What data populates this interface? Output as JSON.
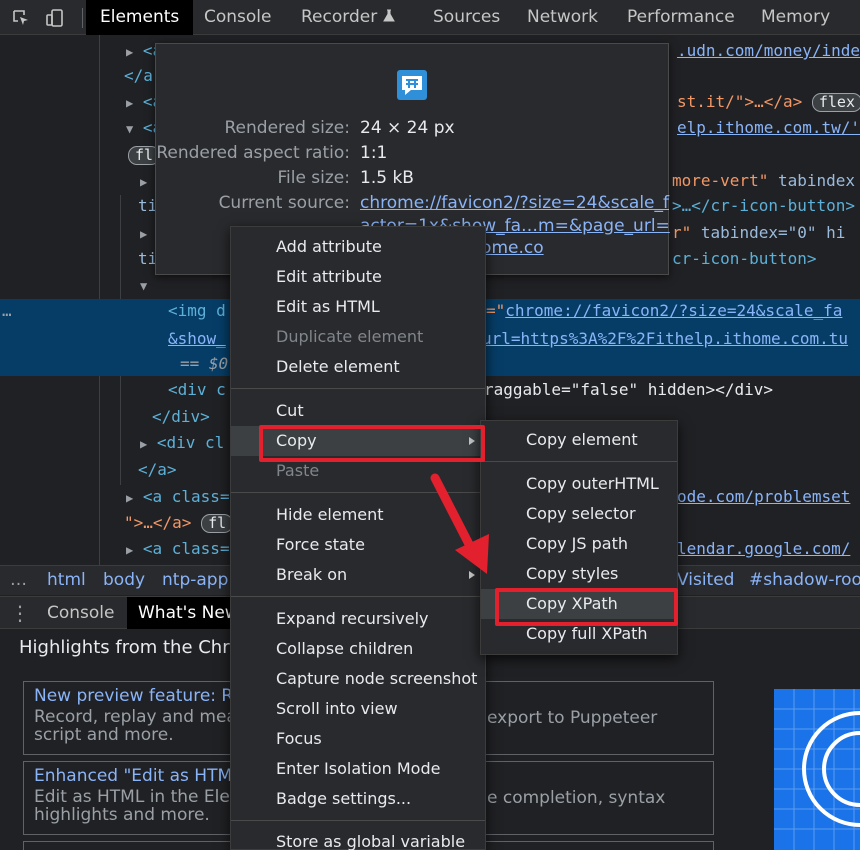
{
  "top_tabs": [
    "Elements",
    "Console",
    "Recorder",
    "Sources",
    "Network",
    "Performance",
    "Memory"
  ],
  "dom_lines": {
    "l1_link": ".udn.com/money/inde",
    "l2": "</a",
    "l3_text": "st.it/\">…</a>",
    "l3_badge": "flex",
    "l4_link": "elp.ithome.com.tw/'",
    "l5_badge": "fl",
    "l6_a": "more-vert\"",
    "l6_b": "tabindex",
    "l7_a": "ti",
    "l7_b": ">…</cr-icon-button>",
    "l8_a": "r\"",
    "l8_b": "tabindex=\"0\"",
    "l8_c": "hi",
    "l9_a": "ti",
    "l9_b": "cr-icon-button>",
    "sel_1a": "<img d",
    "sel_1b": "=\"",
    "sel_1link": "chrome://favicon2/?size=24&scale_fa",
    "sel_2a": "&show_",
    "sel_2link": "url=https%3A%2F%2Fithelp.ithome.com.tu",
    "sel_3": "== $0",
    "l10_a": "<div c",
    "l10_b": "raggable=\"false\" hidden></div>",
    "l11": "</div>",
    "l12_a": "<div cl",
    "l13": "</a>",
    "l14_a": "<a class=",
    "l14_link": "ode.com/problemset",
    "l15_a": "\">…</a>",
    "l15_badge": "fl",
    "l16_a": "<a class=",
    "l16_link": "lendar.google.com/"
  },
  "breadcrumbs": {
    "dots": "…",
    "items": [
      "html",
      "body",
      "ntp-app"
    ],
    "right_a": "Visited",
    "right_b": "#shadow-roo"
  },
  "drawer": {
    "tabs": [
      "Console",
      "What's New"
    ],
    "heading": "Highlights from the Chrom",
    "cards": [
      {
        "title": "New preview feature: Re",
        "desc_a": "Record, replay and mea",
        "desc_b": "script and more.",
        "desc_right": "export to Puppeteer"
      },
      {
        "title": "Enhanced \"Edit as HTML",
        "desc_a": "Edit as HTML in the Ele",
        "desc_b": "highlights and more.",
        "desc_right": "e completion, syntax"
      }
    ]
  },
  "preview": {
    "rows": [
      {
        "label": "Rendered size:",
        "value": "24 × 24 px"
      },
      {
        "label": "Rendered aspect ratio:",
        "value": "1:1"
      },
      {
        "label": "File size:",
        "value": "1.5 kB"
      },
      {
        "label": "Current source:",
        "value_l1": "chrome://favicon2/?size=24&scale_f",
        "value_l2": "actor=1x&show_fa…m=&page_url=",
        "value_l3": "2Fithelp.ithome.co"
      }
    ]
  },
  "context_menu": {
    "items": [
      "Add attribute",
      "Edit attribute",
      "Edit as HTML",
      "Duplicate element",
      "Delete element",
      "Cut",
      "Copy",
      "Paste",
      "Hide element",
      "Force state",
      "Break on",
      "Expand recursively",
      "Collapse children",
      "Capture node screenshot",
      "Scroll into view",
      "Focus",
      "Enter Isolation Mode",
      "Badge settings...",
      "Store as global variable"
    ]
  },
  "copy_submenu": {
    "items": [
      "Copy element",
      "Copy outerHTML",
      "Copy selector",
      "Copy JS path",
      "Copy styles",
      "Copy XPath",
      "Copy full XPath"
    ]
  },
  "colors": {
    "highlight": "#e3202d",
    "selection": "#063d67",
    "link": "#8ab4f8"
  }
}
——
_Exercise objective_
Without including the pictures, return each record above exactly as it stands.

_Response_
What data populates this interface? Output as JSON.
{
  "top_tabs": [
    "Elements",
    "Console",
    "Recorder",
    "Sources",
    "Network",
    "Performance",
    "Memory"
  ],
  "dom_lines": {
    "l1_link": ".udn.com/money/inde",
    "l2": "</a",
    "l3_text": "st.it/\">…</a>",
    "l3_badge": "flex",
    "l4_link": "elp.ithome.com.tw/'",
    "l5_badge": "fl",
    "l6_a": "more-vert\"",
    "l6_b": "tabindex",
    "l7_a": "ti",
    "l7_b": ">…</cr-icon-button>",
    "l8_a": "r\"",
    "l8_b": "tabindex=\"0\"",
    "l8_c": "hi",
    "l9_a": "ti",
    "l9_b": "cr-icon-button>",
    "sel_1a": "<img d",
    "sel_1b": "=\"",
    "sel_1link": "chrome://favicon2/?size=24&scale_fa",
    "sel_2a": "&show_",
    "sel_2link": "url=https%3A%2F%2Fithelp.ithome.com.tu",
    "sel_3": "== $0",
    "l10_a": "<div c",
    "l10_b": "raggable=\"false\" hidden></div>",
    "l11": "</div>",
    "l12_a": "<div cl",
    "l13": "</a>",
    "l14_a": "<a class=",
    "l14_link": "ode.com/problemset",
    "l15_a": "\">…</a>",
    "l15_badge": "fl",
    "l16_a": "<a class=",
    "l16_link": "lendar.google.com/"
  },
  "breadcrumbs": {
    "dots": "…",
    "items": [
      "html",
      "body",
      "ntp-app"
    ],
    "right_a": "Visited",
    "right_b": "#shadow-roo"
  },
  "drawer": {
    "tabs": [
      "Console",
      "What's New"
    ],
    "heading": "Highlights from the Chrom",
    "cards": [
      {
        "title": "New preview feature: Re",
        "desc_a": "Record, replay and mea",
        "desc_b": "script and more.",
        "desc_right": "export to Puppeteer"
      },
      {
        "title": "Enhanced \"Edit as HTML",
        "desc_a": "Edit as HTML in the Ele",
        "desc_b": "highlights and more.",
        "desc_right": "e completion, syntax"
      }
    ]
  },
  "preview": {
    "rows": [
      {
        "label": "Rendered size:",
        "value": "24 × 24 px"
      },
      {
        "label": "Rendered aspect ratio:",
        "value": "1:1"
      },
      {
        "label": "File size:",
        "value": "1.5 kB"
      },
      {
        "label": "Current source:",
        "value_l1": "chrome://favicon2/?size=24&scale_f",
        "value_l2": "actor=1x&show_fa…m=&page_url=",
        "value_l3": "2Fithelp.ithome.co"
      }
    ]
  },
  "context_menu": {
    "items": [
      "Add attribute",
      "Edit attribute",
      "Edit as HTML",
      "Duplicate element",
      "Delete element",
      "Cut",
      "Copy",
      "Paste",
      "Hide element",
      "Force state",
      "Break on",
      "Expand recursively",
      "Collapse children",
      "Capture node screenshot",
      "Scroll into view",
      "Focus",
      "Enter Isolation Mode",
      "Badge settings...",
      "Store as global variable"
    ]
  },
  "copy_submenu": {
    "items": [
      "Copy element",
      "Copy outerHTML",
      "Copy selector",
      "Copy JS path",
      "Copy styles",
      "Copy XPath",
      "Copy full XPath"
    ]
  },
  "colors": {
    "highlight": "#e3202d",
    "selection": "#063d67",
    "link": "#8ab4f8"
  }
}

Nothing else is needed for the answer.